His arrest must have come as a surprise. The first one, anyhow.
Police told him that he stalked his ex-girlfriend, 25-year-old Stephani Lawson.
They told him he violated a restraining order she had taken out of against him. They told him he threatened to kill her.
They told him he did all this via Facebook.
From September to December 2015, Tyler Parkervest was arrested four times, all stemming from these claims, the Orange County Register reported. He was charged with multiple felonies, according to a news release from the Orange County District Attorney’s Office in the US state of California.
Which must have first been confusing, given that Parkervest didn’t do any of it.
Then, it must have been frightening when his bail was raised to US$200,000 (NZ$280,000)last December and to pay it his grandparents had to offer their Irvine, California home for collateral.
Finally, police caught on.
From the beginning, Lawson had been alerting police to Parkervest’s supposed crimes. She filed eight police reports against him, claiming that he would drive by her home and that he threatened to kill not only her but her young daughter as well.
“Lawson alleged that the threats came from a Facebook account named ‘Tyler Parker,'” Orange County District Attorney Investigator Loren Dawson said.
Eventually, police discovered that the account didn’t actually belong to Parkervest, though it bore his likeness. Lawson, instead, had created it in a (mostly successful) attempt to frame her former boyfriend.
Last week, Lawson was convicted and sentenced to one year in jail after she “pleaded guilty to one felony count of false imprisonment by menace, violence, fraud, or deceit, and one felony count of perjury,” according to a statement from the Orange County DA.
Police grew suspicious of Lawson last May, when she testified during a preliminary hearing about some of the messages Parkervest had supposedly sent to her – one which included a particularly horrific claim.
“The Facebook messages threatened Lawson from testifying in court and one message stated a friend had fun raping Lawson’s daughter,” Dawson said.

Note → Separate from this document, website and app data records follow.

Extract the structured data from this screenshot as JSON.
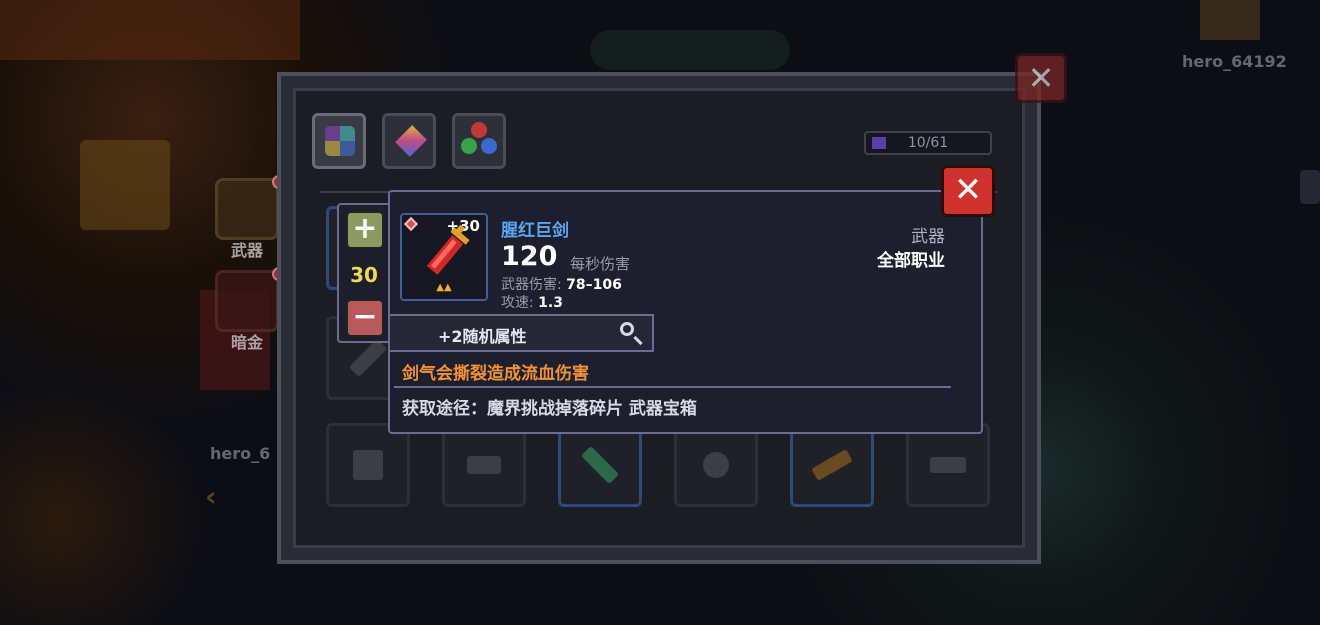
{
  "scene": {
    "player_names": [
      "hero_64192",
      "hero_6"
    ],
    "side_tabs": [
      {
        "label": "武器",
        "icon": "helmet-icon"
      },
      {
        "label": "暗金",
        "icon": "chest-icon"
      }
    ]
  },
  "inventory": {
    "tabs": [
      {
        "icon": "grid-icon"
      },
      {
        "icon": "crystal-icon"
      },
      {
        "icon": "orbs-icon"
      }
    ],
    "capacity": "10/61"
  },
  "quantity": {
    "plus_label": "+",
    "minus_label": "−",
    "value": "30"
  },
  "item": {
    "name": "腥红巨剑",
    "enhance_level": "+30",
    "dps_value": "120",
    "dps_label": "每秒伤害",
    "damage_label": "武器伤害: ",
    "damage_value": "78–106",
    "speed_label": "攻速: ",
    "speed_value": "1.3",
    "type": "武器",
    "class": "全部职业",
    "stars": "▲▲",
    "random_attr": "+2随机属性",
    "effect": "剑气会撕裂造成流血伤害",
    "source": "获取途径：魔界挑战掉落碎片 武器宝箱",
    "icon": "red-sword-icon"
  },
  "buttons": {
    "close_label": "✕"
  },
  "colors": {
    "item_name": "#5aa7f0",
    "effect": "#f29238",
    "quantity": "#f2d84e",
    "close_button": "#d0312c"
  }
}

But when she displayed screen grabs of the messages, some grew suspicious.
“One of my DA colleagues looked at it and said it doesn’t look right, and that triggered in our mind maybe we need to look into this further,” Deputy District Attorney Mark Geller told the City News Service.
So they launched a follow-up investigation in to these statements, obtaining search warrants for both Facebook and T-Mobile records.
Though they launched the investigation in May, it took “all summer” to access the records because the tech companies kept “kicking back” warrants, according to Geller.
“We had to go around and around with them all summer until we got the documents we needed,” he told the City News Service.
Finally, though, they received the records showing that Lawson wasn’t the victim. The threats had come from her own devices.
No, she wasn’t the victim at all. She was the perpetrator.
“The T-Mobile records showed that Lawson disguised herself as Parkervest with a similar Facebook account,” Dawson said. “Lawson sent herself numerous criminal threats from the phony ‘Tyler Parker’ Facebook account and reported to law enforcement that Parkervest sent her the messages. Lawson had Parkervest arrested four times for crimes that he did not commit.”
She was arrested on Sept. 28 in her hometown of Las Vegas, and charges against Parkervest were dropped on Oct. 6, according to the Orange County DA.
Though the charges against Parkervest were eventually dropped, his story concluded with a sad coda. His grandparents, the same ones who offered their home as collateral for bail, attended each one of his court hearings.
There were many.
But his grandmother died before he was exonerated.
After his release, Parkervest moved to Texas with his grandfather.
The Washington Post